by Sally Abella, King County
Hoping to address chronic water quality problems in urban Hicklin Lake south of Seattle, a team of local residents, state and county agencies, and lake experts has come together to install floating wetland treatment systems (“floating islands”) on the lake.
Floating wetland treatment systems are engineered, vegetated rafts made of natural or inert materials that mimic floating bog mats. The root systems of the island dangle into the water, taking up both nutrients and pollutants, and provide a substrate for extensive biofilms that also work to improve water quality. Some islands are passive, while others include aerators to increase water movement across the roots and biofilm. Floating islands are also used to create habitat for nesting birds and to shade water to reduce summer temperatures.
Floating islands are not a new technology, but they have not been used very often in the Pacific Northwest and so far we know of no other islands installed to improve water quality other than water temperatures in Washington State’s public lakes. However, they have been used in other areas around the world, most often in stormwater detention ponds, sewage treatment lagoons, and urban canals. Local residents and County staff trying to address ongoing nutrient problems at Hicklin Lake think it’s worth a try here.
Also known as Hicks Lake and Lake Garrett, Hicklin is a lake of about 4.2 acres in Lakewood Park in urban White Center, just south of Seattle. White Center is fully developed and hosts a mixture of residential and commercial uses, including small food services and shops, car repair and light industry. All the stormwater in the watershed flows into the lake through a repurposed combined sewer line. At least two illicit connections to the stormwater pipes have been found and fixed in recent years, but more are expected to be found.
The lake has no natural outlet, but after repeated flooding of the park by winter stormwater, pumps were installed to move water from the lake directly to Puget Sound when water levels threatened park use. The legacy of stormwater input, though — high levels of phosphorus and nitrogen that fuel nuisance blue-green blooms in summer — has essentially halted community residents’ use of the lake.
Because the water level fluctuates widely through the year, Hicklin Lake’s shoreline is essentially devoid of emergent plants.
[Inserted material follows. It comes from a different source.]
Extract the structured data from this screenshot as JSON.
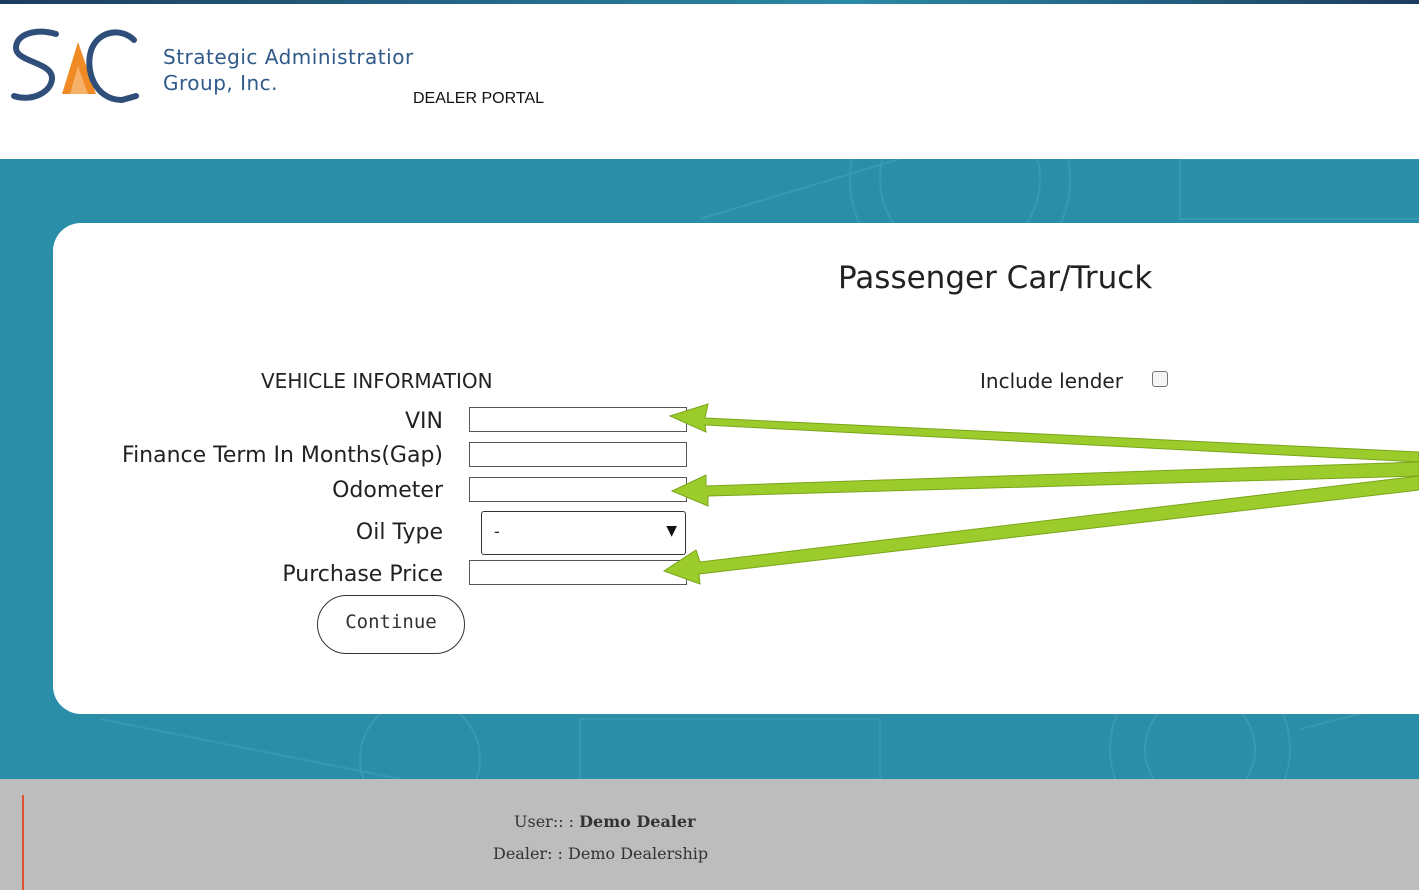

Several park and community planting projects have attempted to increase vegetation, but have met with little success, due to both vandalism and the variable water levels.
Water quality has been a problem at the lake for many years, documented by data going as far back as 1996. By 2004, toxicity testing revealed that some cyanobacteria in the lake were producing microcystin, which prompted King County to finance an alum treatment in 2005 to reduce the available phosphorus fueling the algae blooms. This improved conditions markedly for about four years, but by 2010, cyanobacterial toxicity was again detected, and a second alum treatment was carried out in 2011. This time the treatment proved less successful, and a bloom developed in 2012.
Area residents drew King County’s attention to floating islands in early 2012 as an alternative to chemical treatments. The Friends of Hicklin Lake advocated using the technology in the lake, believing that the floating islands would more closely imitate natural systems to decrease nutrients and pollutants in the water.
Funding from a Washington Department of Ecology (WDOE) algae control grant and King County Surface Water Management made possible the installation of two 600 square foot passive islands in Hicklin Lake in mid-July 2013. Many people and groups contributed to the successful construction and installation of the islands. Herrera Environmental and Biomatrix Water collaborated as contractors and remained on site to direct the work of installing the islands. A team from the Washington Conservation Corps and staff from the King County Water and Land Resources Science Section provided labor and project management, while two University of Washington students interested in floating island design volunteered their labor to experience construction first-hand. King County YouthSource provided a team of summer interns as well.
The floating islands are anchored near the middle of the lake, equidistant from the routine monitoring site and well offshore to guard against possible vandalism. Each island is planted with 18 wetland shrubs and approximately 500 rushes and sedges. Fencing has been erected around the perimeter to keep the young plants from being trampled by ducks, and sparkling mylar tape strung over the top should discourage geese from dropping in for snacks.
Monitoring for nutrients, fecal coliform bacteria and primary metal pollutants began in May 2013 and will continue for two summers to look for changes in whole lake concentrations. While there is evidence that floating islands are effective in aquatic systems with very high nutrient loads, the concentrations in Hicklin Lake are lower than the published data. It will be interesting to see if they can perform well in the range of nutrients found in the lake.
We hope these systems will be effective in our area and can be added to the tool kit of Pacific Northwest lake managers working to address water quality problems in freshwater bodies.
For more information about the floating islands project at Hicklin Lake, email email@example.com.